For IV chemotherapy, many doctors favour carboplatin over cisplatin because it has fewer side effects and is just as effective. That being said, carboplatin can still have very serious side effects, including but not limited to, anaemia, lowering the number of white blood cells in your blood making you more susceptible to infection, and altering kidney and liver function.
Although platinum compounds are currently the standard of care, they face a significant limitation – resistance. Over time, cells use all the mechanisms at their disposal to fight poisoning by platinum. When the cells become platinum resistant, they reduce the amount of the platinum compound reaching the nucleus. Cancer cells also modify the proteins that sense damage and commit the cell to apoptosis, allowing platinated cells to bypass their normal checks and balances.
If and when a cancer becomes platinum-resistant, the drugs cisplatin and carboplatin stop working and oncologists currently have no treatment options to offer these patients. New treatments are needed. We believe that our lead oncology asset, COTI-2, represents a significant therapeutic advantage over treatments currently available for ovarian cancer.

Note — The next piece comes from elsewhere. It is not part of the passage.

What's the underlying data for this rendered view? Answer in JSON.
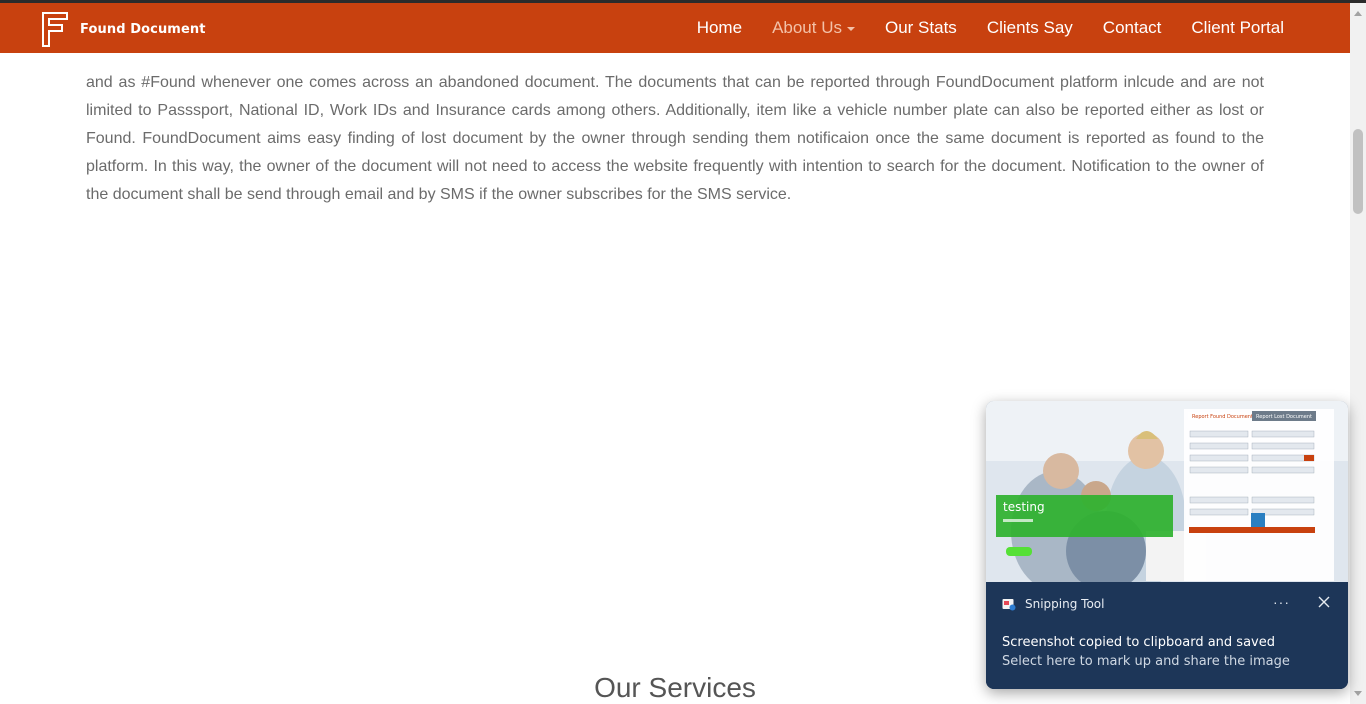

COTI-2, which is soon to enter multiple Phase 1 clinical trials for the treatment of patients with gynecological cancers, acts by normalizing the p53 protein function in cancer cells with such mutations. As more than 95% of all ovarian cancers have this mutation, it appears that of all the ovarian drugs in development at this time, COTI-2 offers the most exciting treatment opportunity. Unlike nearly every other cancer treatment in existence today, COTI-2 is non-genotoxic. Conventional chemotherapy involves the killing of all growing and dividing cells in the body (cancer or otherwise), which often leads to significant toxic side effects in patients. By contrast, COTI-2 specifically targets and primarily destroys tumor cells.